#### [PROVIDED DATA]

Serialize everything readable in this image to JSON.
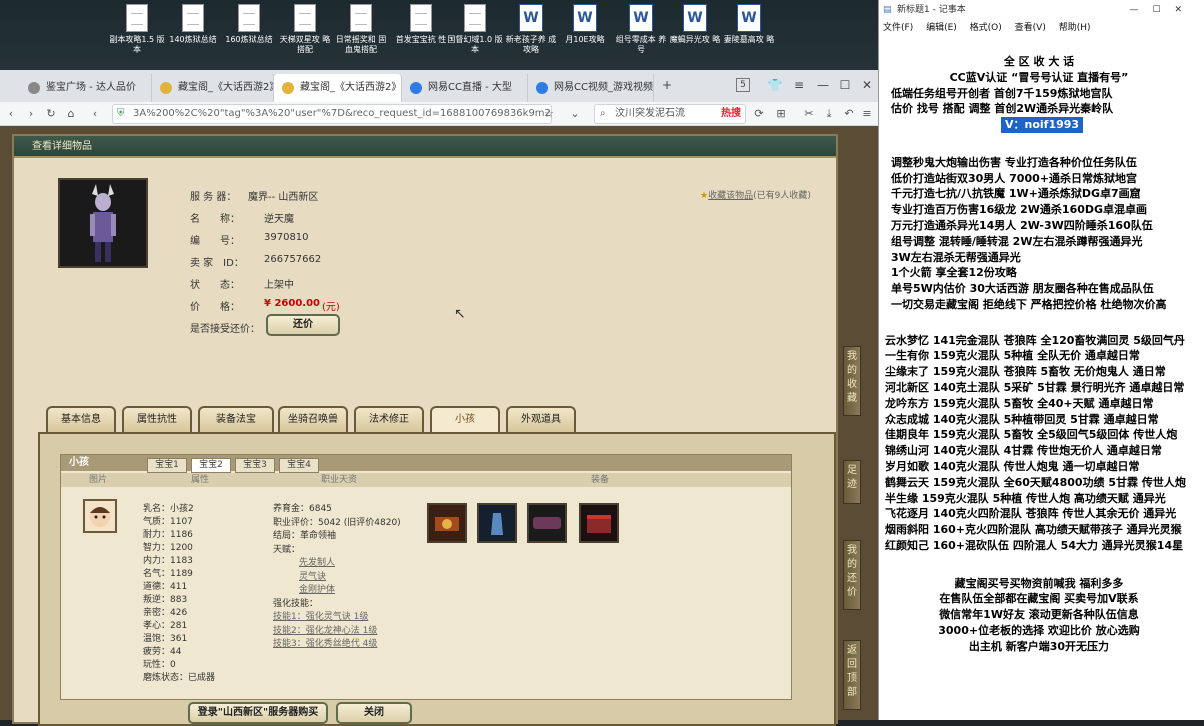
{
  "desktop_icons": [
    "副本攻略1.5 版本",
    "140炼狱总结",
    "160炼狱总结",
    "天梯双星攻 略搭配",
    "日常摇奖和 固血鬼搭配",
    "首发宝宝抗 性",
    "国督幻域1.0 版本",
    "新老孩子养 成攻略",
    "月10E攻略",
    "组号零成本 养号",
    "魔蝎异光攻 略",
    "妻陵墓高攻 略"
  ],
  "browser": {
    "tabs": [
      "鉴宝广场 - 达人品价",
      "藏宝阁_《大话西游2》",
      "藏宝阁_《大话西游2》",
      "网易CC直播 - 大型",
      "网易CC视频_游戏视频"
    ],
    "url": "3A%200%2C%20\"tag\"%3A%20\"user\"%7D&reco_request_id=1688100769836k9m2p",
    "search": "汶川突发泥石流",
    "hot": "热搜",
    "tab_count": "5"
  },
  "page": {
    "title": "查看详细物品",
    "server_label": "服 务 器：",
    "server": "魔界-- 山西新区",
    "name_label": "名　　称：",
    "name": "逆天魔",
    "num_label": "编　　号：",
    "num": "3970810",
    "seller_label": "卖 家　ID：",
    "seller": "266757662",
    "status_label": "状　　态：",
    "status": "上架中",
    "price_label": "价　　格：",
    "price": "¥ 2600.00",
    "price_unit": "(元)",
    "bargain_label": "是否接受还价：",
    "bargain_btn": "还价",
    "fav": "收藏该物品",
    "fav_count": "(已有9人收藏)",
    "tabs": [
      "基本信息",
      "属性抗性",
      "装备法宝",
      "坐骑召唤兽",
      "法术修正",
      "小孩",
      "外观道具"
    ],
    "child": {
      "head": "小孩",
      "subtabs": [
        "宝宝1",
        "宝宝2",
        "宝宝3",
        "宝宝4"
      ],
      "cols": [
        "图片",
        "属性",
        "职业天资",
        "装备"
      ],
      "attrs": [
        "乳名：小孩2",
        "气质：1107",
        "耐力：1186",
        "智力：1200",
        "内力：1183",
        "名气：1189",
        "道德：411",
        "叛逆：883",
        "亲密：426",
        "孝心：281",
        "温饱：361",
        "疲劳：44",
        "玩性：0",
        "磨炼状态：已成器"
      ],
      "prof": [
        "养育金：6845",
        "职业评价：5042 (旧评价4820)",
        "结局：革命领袖",
        "天赋：",
        "先发制人",
        "灵气诀",
        "金刚护体",
        "强化技能：",
        "技能1：强化灵气诀 1级",
        "技能2：强化龙神心法 1级",
        "技能3：强化秀丝绝代 4级"
      ]
    },
    "login_btn": "登录\"山西新区\"服务器购买",
    "close_btn": "关闭",
    "side": [
      "我的收藏",
      "足迹",
      "我的还价",
      "返回顶部"
    ]
  },
  "notepad": {
    "title": "新标题1 - 记事本",
    "menu": [
      "文件(F)",
      "编辑(E)",
      "格式(O)",
      "查看(V)",
      "帮助(H)"
    ],
    "lines": [
      "全 区 收 大 话",
      "CC蓝V认证 “冒号号认证 直播有号”",
      "低端任务组号开创者            首创7千159炼狱地宫队",
      "估价 找号 搭配 调整            首创2W通杀异光秦岭队",
      "V：noif1993",
      "",
      "调整秒鬼大炮输出伤害          专业打造各种价位任务队伍",
      "低价打造站街双30男人            7000+通杀日常炼狱地宫",
      "千元打造七抗/八抗铁魔          1W+通杀炼狱DG卓7画窟",
      "专业打造百万伤害16级龙         2W通杀160DG卓混卓画",
      "万元打造通杀异光14男人       2W-3W四阶睡杀160队伍",
      "组号调整 混转睡/睡转混          2W左右混杀蹲帮强通异光",
      "                                                3W左右混杀无帮强通异光",
      "1个火箭 享全套12份攻略",
      "单号5W内估价 30大话西游         朋友圈各种在售成品队伍",
      "一切交易走藏宝阁 拒绝线下     严格把控价格 杜绝物次价高",
      "",
      "云水梦忆 141完金混队 苍狼阵 全120畜牧满回灵 5级回气丹",
      "一生有你 159克火混队 5种植 全队无价 通卓越日常",
      "尘缘末了 159克火混队 苍狼阵 5畜牧 无价炮鬼人 通日常",
      "河北新区 140克土混队 5采矿 5甘霖 景行明光齐 通卓越日常",
      "龙吟东方 159克火混队 5畜牧 全40+天赋 通卓越日常",
      "众志成城 140克火混队 5种植带回灵 5甘霖 通卓越日常",
      "佳期良年 159克火混队 5畜牧 全5级回气5级回体 传世人炮",
      "锦绣山河 140克火混队 4甘霖 传世炮无价人 通卓越日常",
      "岁月如歌 140克火混队 传世人炮鬼 通一切卓越日常",
      "鹤舞云天 159克火混队 全60天赋4800功绩 5甘霖 传世人炮",
      "半生缘    159克火混队 5种植 传世人炮 高功绩天赋 通异光",
      "飞花逐月 140克火四阶混队 苍狼阵 传世人其余无价 通异光",
      "烟雨斜阳 160+克火四阶混队 高功绩天赋带孩子 通异光灵猴",
      "红颜知己 160+混砍队伍 四阶混人 54大力 通异光灵猴14星",
      "",
      "藏宝阁买号买物资前喊我 福利多多",
      "在售队伍全部都在藏宝阁 买卖号加V联系",
      "微信常年1W好友 滚动更新各种队伍信息",
      "3000+位老板的选择 欢迎比价 放心选购",
      "出主机 新客户端30开无压力"
    ]
  }
}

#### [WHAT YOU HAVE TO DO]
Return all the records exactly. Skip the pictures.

#### [SOLUTION TO THIS TASK]
Serialize everything readable in this image to JSON.
{
  "desktop_icons": [
    "副本攻略1.5 版本",
    "140炼狱总结",
    "160炼狱总结",
    "天梯双星攻 略搭配",
    "日常摇奖和 固血鬼搭配",
    "首发宝宝抗 性",
    "国督幻域1.0 版本",
    "新老孩子养 成攻略",
    "月10E攻略",
    "组号零成本 养号",
    "魔蝎异光攻 略",
    "妻陵墓高攻 略"
  ],
  "browser": {
    "tabs": [
      "鉴宝广场 - 达人品价",
      "藏宝阁_《大话西游2》",
      "藏宝阁_《大话西游2》",
      "网易CC直播 - 大型",
      "网易CC视频_游戏视频"
    ],
    "url": "3A%200%2C%20\"tag\"%3A%20\"user\"%7D&reco_request_id=1688100769836k9m2p",
    "search": "汶川突发泥石流",
    "hot": "热搜",
    "tab_count": "5"
  },
  "page": {
    "title": "查看详细物品",
    "server_label": "服 务 器：",
    "server": "魔界-- 山西新区",
    "name_label": "名　　称：",
    "name": "逆天魔",
    "num_label": "编　　号：",
    "num": "3970810",
    "seller_label": "卖 家　ID：",
    "seller": "266757662",
    "status_label": "状　　态：",
    "status": "上架中",
    "price_label": "价　　格：",
    "price": "¥ 2600.00",
    "price_unit": "(元)",
    "bargain_label": "是否接受还价：",
    "bargain_btn": "还价",
    "fav": "收藏该物品",
    "fav_count": "(已有9人收藏)",
    "tabs": [
      "基本信息",
      "属性抗性",
      "装备法宝",
      "坐骑召唤兽",
      "法术修正",
      "小孩",
      "外观道具"
    ],
    "child": {
      "head": "小孩",
      "subtabs": [
        "宝宝1",
        "宝宝2",
        "宝宝3",
        "宝宝4"
      ],
      "cols": [
        "图片",
        "属性",
        "职业天资",
        "装备"
      ],
      "attrs": [
        "乳名：小孩2",
        "气质：1107",
        "耐力：1186",
        "智力：1200",
        "内力：1183",
        "名气：1189",
        "道德：411",
        "叛逆：883",
        "亲密：426",
        "孝心：281",
        "温饱：361",
        "疲劳：44",
        "玩性：0",
        "磨炼状态：已成器"
      ],
      "prof": [
        "养育金：6845",
        "职业评价：5042 (旧评价4820)",
        "结局：革命领袖",
        "天赋：",
        "先发制人",
        "灵气诀",
        "金刚护体",
        "强化技能：",
        "技能1：强化灵气诀 1级",
        "技能2：强化龙神心法 1级",
        "技能3：强化秀丝绝代 4级"
      ]
    },
    "login_btn": "登录\"山西新区\"服务器购买",
    "close_btn": "关闭",
    "side": [
      "我的收藏",
      "足迹",
      "我的还价",
      "返回顶部"
    ]
  },
  "notepad": {
    "title": "新标题1 - 记事本",
    "menu": [
      "文件(F)",
      "编辑(E)",
      "格式(O)",
      "查看(V)",
      "帮助(H)"
    ],
    "lines": [
      "全 区 收 大 话",
      "CC蓝V认证 “冒号号认证 直播有号”",
      "低端任务组号开创者            首创7千159炼狱地宫队",
      "估价 找号 搭配 调整            首创2W通杀异光秦岭队",
      "V：noif1993",
      "",
      "调整秒鬼大炮输出伤害          专业打造各种价位任务队伍",
      "低价打造站街双30男人            7000+通杀日常炼狱地宫",
      "千元打造七抗/八抗铁魔          1W+通杀炼狱DG卓7画窟",
      "专业打造百万伤害16级龙         2W通杀160DG卓混卓画",
      "万元打造通杀异光14男人       2W-3W四阶睡杀160队伍",
      "组号调整 混转睡/睡转混          2W左右混杀蹲帮强通异光",
      "                                                3W左右混杀无帮强通异光",
      "1个火箭 享全套12份攻略",
      "单号5W内估价 30大话西游         朋友圈各种在售成品队伍",
      "一切交易走藏宝阁 拒绝线下     严格把控价格 杜绝物次价高",
      "",
      "云水梦忆 141完金混队 苍狼阵 全120畜牧满回灵 5级回气丹",
      "一生有你 159克火混队 5种植 全队无价 通卓越日常",
      "尘缘末了 159克火混队 苍狼阵 5畜牧 无价炮鬼人 通日常",
      "河北新区 140克土混队 5采矿 5甘霖 景行明光齐 通卓越日常",
      "龙吟东方 159克火混队 5畜牧 全40+天赋 通卓越日常",
      "众志成城 140克火混队 5种植带回灵 5甘霖 通卓越日常",
      "佳期良年 159克火混队 5畜牧 全5级回气5级回体 传世人炮",
      "锦绣山河 140克火混队 4甘霖 传世炮无价人 通卓越日常",
      "岁月如歌 140克火混队 传世人炮鬼 通一切卓越日常",
      "鹤舞云天 159克火混队 全60天赋4800功绩 5甘霖 传世人炮",
      "半生缘    159克火混队 5种植 传世人炮 高功绩天赋 通异光",
      "飞花逐月 140克火四阶混队 苍狼阵 传世人其余无价 通异光",
      "烟雨斜阳 160+克火四阶混队 高功绩天赋带孩子 通异光灵猴",
      "红颜知己 160+混砍队伍 四阶混人 54大力 通异光灵猴14星",
      "",
      "藏宝阁买号买物资前喊我 福利多多",
      "在售队伍全部都在藏宝阁 买卖号加V联系",
      "微信常年1W好友 滚动更新各种队伍信息",
      "3000+位老板的选择 欢迎比价 放心选购",
      "出主机 新客户端30开无压力"
    ]
  }
}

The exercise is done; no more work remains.